Unfortunately, a conventional coupon cannot help in the complex scenario where under-deposit corrosion (UDC) occurs. In an effort to tackle one of the most prominent corrosion challenges in the oil and gas industry, a team of academic and industrial experts from QSRTC, Qatar University, Imperial College London teamed up to develop an innovative corrosion monitoring device through the financial support of QF’s Qatar National Research Fund.
We have revamped the traditional corrosion coupon and created a smart version that tells us more than just the corrosion rate
Dr. Ramesh explained when H2S in sour gas reacts with the walls of a steel pipeline, it produces a thin scale of iron sulfides. These iron sulfide scales along with silicon dioxide (sand) may chip off from their primary location and deposit to other locations within the pipeline. When these deposits accumulate, it subsequently leads to aggressive local chemistry underneath them. A rapid form of corrosion can occur these deposits eventually leading to significant wall loss and pitting known as UDC, which is not captured in currently used corrosion monitoring techniques.
“We have revamped the traditional corrosion coupon and created a smart version that tells us more than just the corrosion rate. The newly developed coupon incorporates three of the most commonly found deposits in sour gas pipelines, and can also include an embedded sensor to monitor conditions beneath those deposits.”
The purpose of having these deposits on the newly developed coupon is to measure the local chemistry (chloride ions, potential drop and pH) under these deposits and to pick up early warning signs that UDC may be occurring. The role of the sensor is to identify potential problems even earlier by detecting local changes in chemistry that are a precursor to corrosion.
We can say with certainty that this novel UDC online sensor will play a significant role in ensuring the structural integrity of oil and gas pipelines not just in Qatar but also worldwide in locations with sour service pipelines
“These coupons are retracted every two months for detailed analysis, thereby allowing us to very closely follow changes associated with UDC and its most dangerous manifestation called pitting – a rapid and localized form of corrosion in which cavities or "holes" are produced in the material,” said Dr. Ramesh.
The smart-coupons developed in this project are expected to make an immense contribution towards the early detection of UDC and pitting. In addition, the sensor in the coupon will be able to relay information in real-time as it detects changes in the local chemistry. For example, drop in the local pH or electrochemical potential or chloride ion concentration changes indicate that the environment is becoming more conducive to pitting.
Having an online sensor that can communicate this crucial information in real-time will contribute significantly towards maintaining safe operations. “Such early detection of pitting is very beneficial because when pitting starts the rate of pit propagation can be very fast and can have significant impact on the pipeline.”
“The smart-coupons are currently being tested in the field. We deployed the coupons at Pearl GTL - a joint development by Qatar Petroleum and Shell in January this year; if things go as per plan, there is a real potential for these modified corrosion coupons to replace conventional coupons in the near future”, said Dr. Ramesh.
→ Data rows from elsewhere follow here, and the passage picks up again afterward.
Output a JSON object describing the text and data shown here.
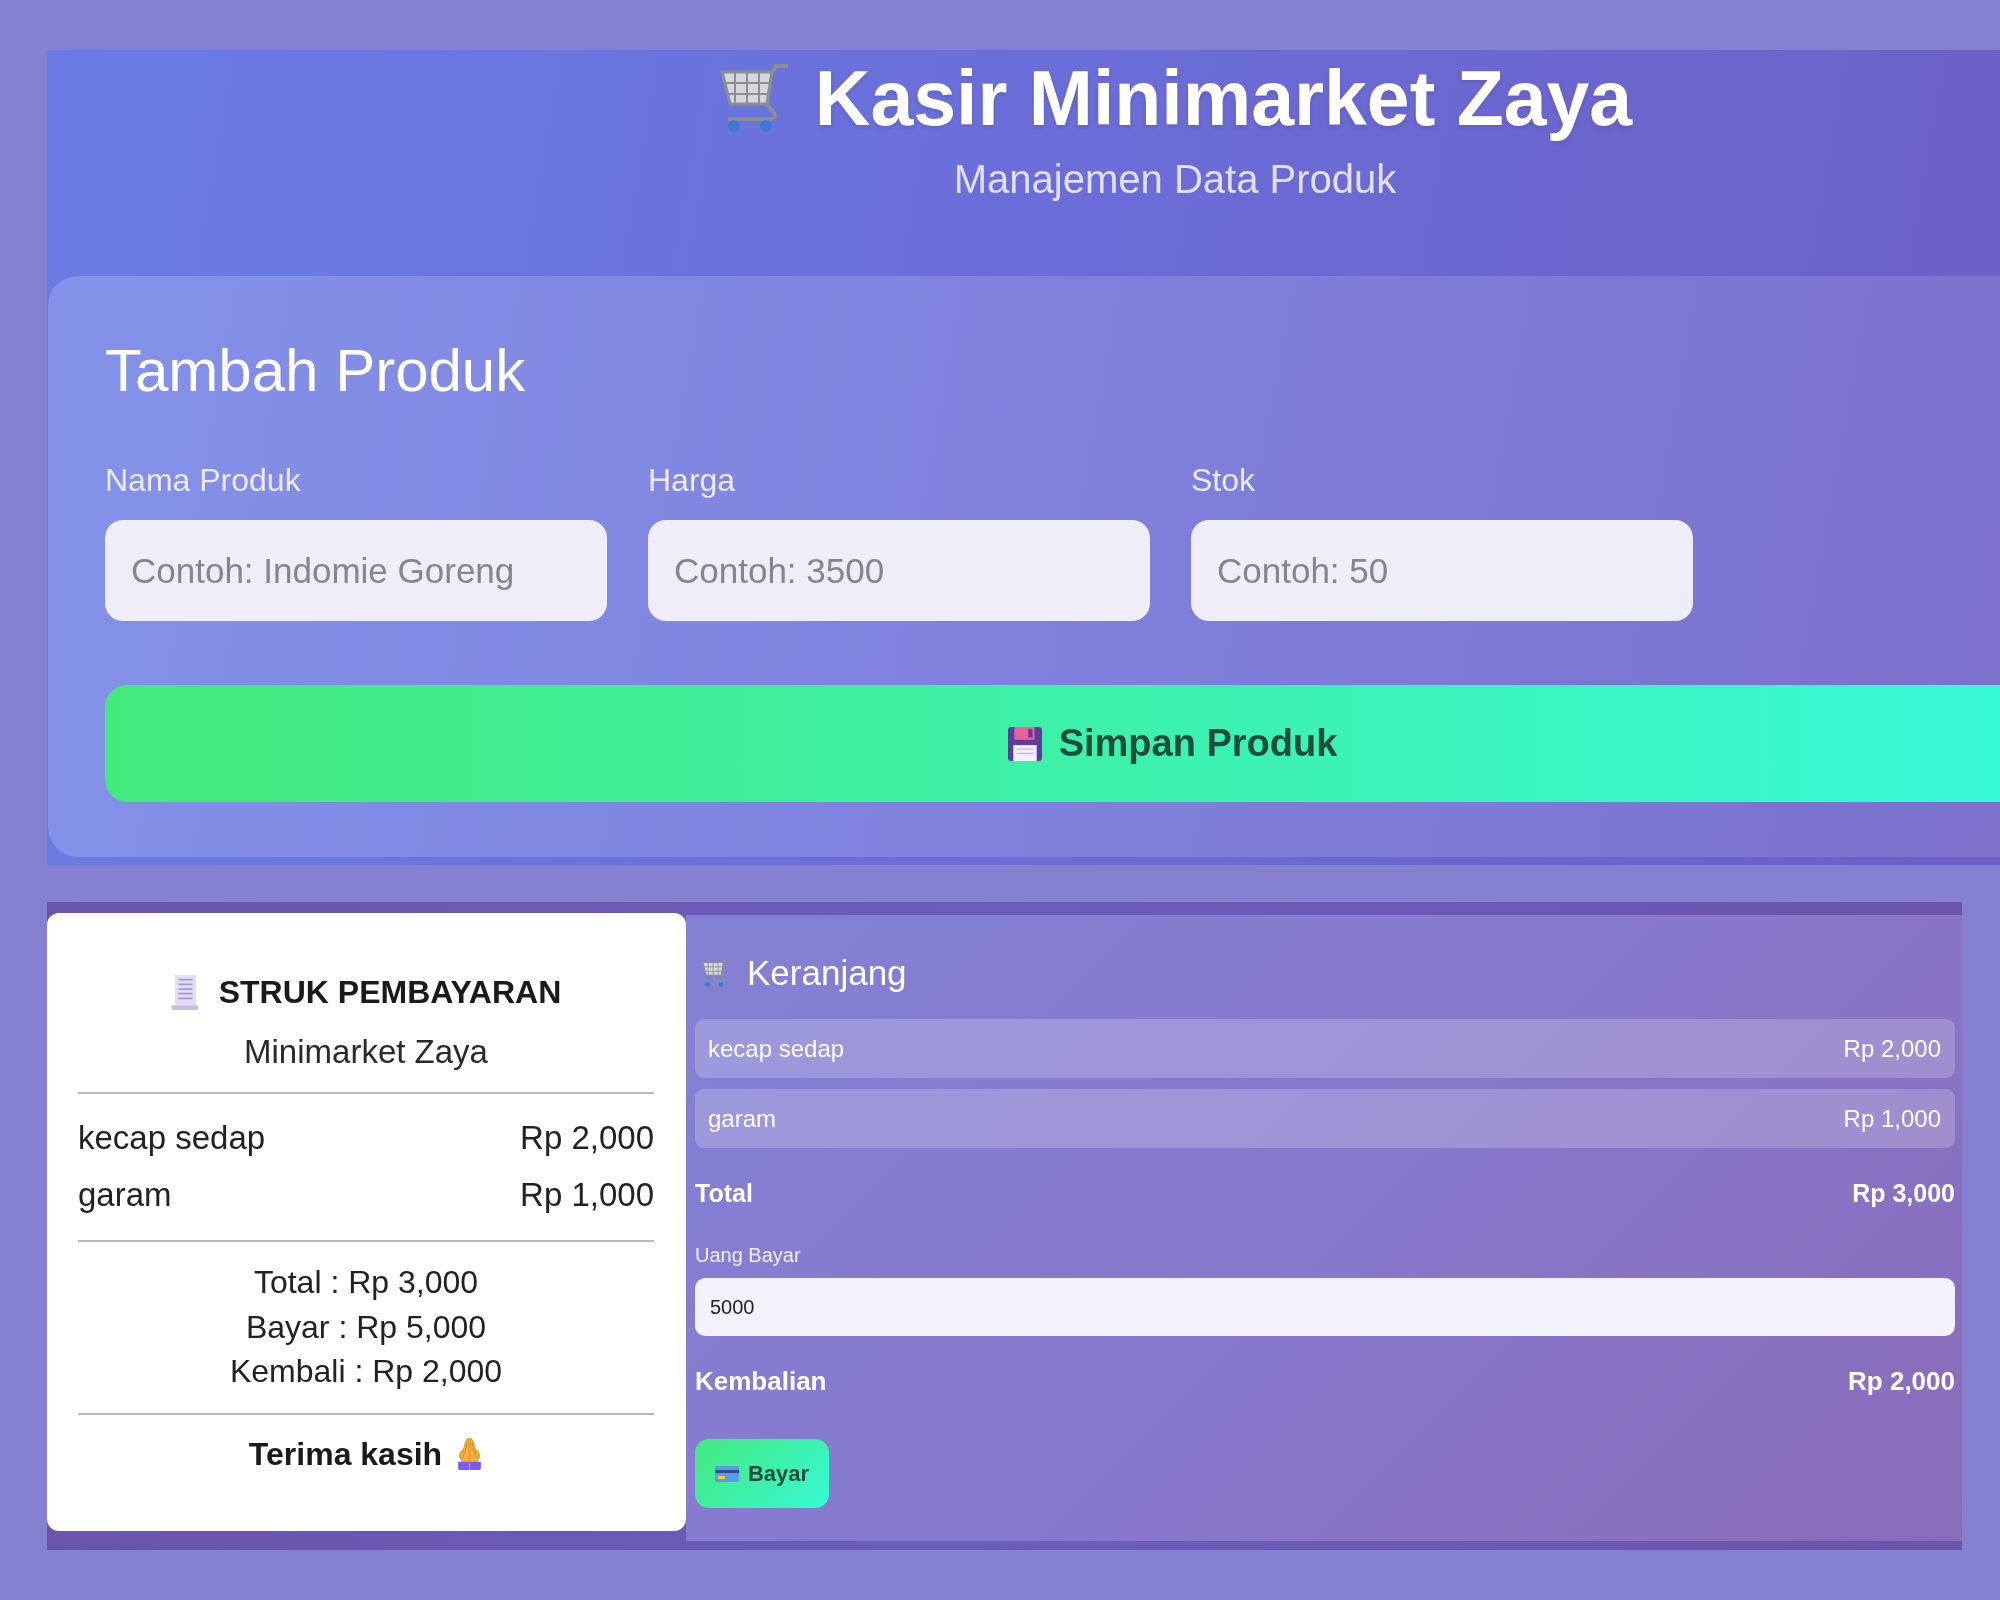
{
  "header": {
    "title": "Kasir Minimarket Zaya",
    "subtitle": "Manajemen Data Produk"
  },
  "product_form": {
    "title": "Tambah Produk",
    "fields": [
      {
        "label": "Nama Produk",
        "placeholder": "Contoh: Indomie Goreng"
      },
      {
        "label": "Harga",
        "placeholder": "Contoh: 3500"
      },
      {
        "label": "Stok",
        "placeholder": "Contoh: 50"
      }
    ],
    "submit_button": "Simpan Produk"
  },
  "receipt": {
    "title": "STRUK PEMBAYARAN",
    "store": "Minimarket Zaya",
    "items": [
      {
        "name": "kecap sedap",
        "price": "Rp 2,000"
      },
      {
        "name": "garam",
        "price": "Rp 1,000"
      }
    ],
    "summary": [
      "Total : Rp 3,000",
      "Bayar : Rp 5,000",
      "Kembali : Rp 2,000"
    ],
    "footer": "Terima kasih"
  },
  "cart": {
    "title": "Keranjang",
    "items": [
      {
        "name": "kecap sedap",
        "price": "Rp 2,000"
      },
      {
        "name": "garam",
        "price": "Rp 1,000"
      }
    ],
    "total": {
      "label": "Total",
      "value": "Rp 3,000"
    },
    "payment": {
      "label": "Uang Bayar",
      "value": "5000"
    },
    "change": {
      "label": "Kembalian",
      "value": "Rp 2,000"
    },
    "pay_button": "Bayar"
  }
}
These new corrosion coupons are manufactured in Qatar. The cost of manufacturing the first unit was equivalent to that of conventionally used coupons from the US. However, the cost is expected to go down considerably if they are mass-produced in Qatar.
Dr. Ramesh said: “Internal corrosion in pipelines, if not detected early, can affect the economics of production and processing, threaten lives and cause long-lasting environmental damage in case of failure. We can say with certainty that this novel UDC online sensor will play a significant role in ensuring the structural integrity of oil and gas pipelines not just in Qatar but also worldwide in locations with sour service pipelines.”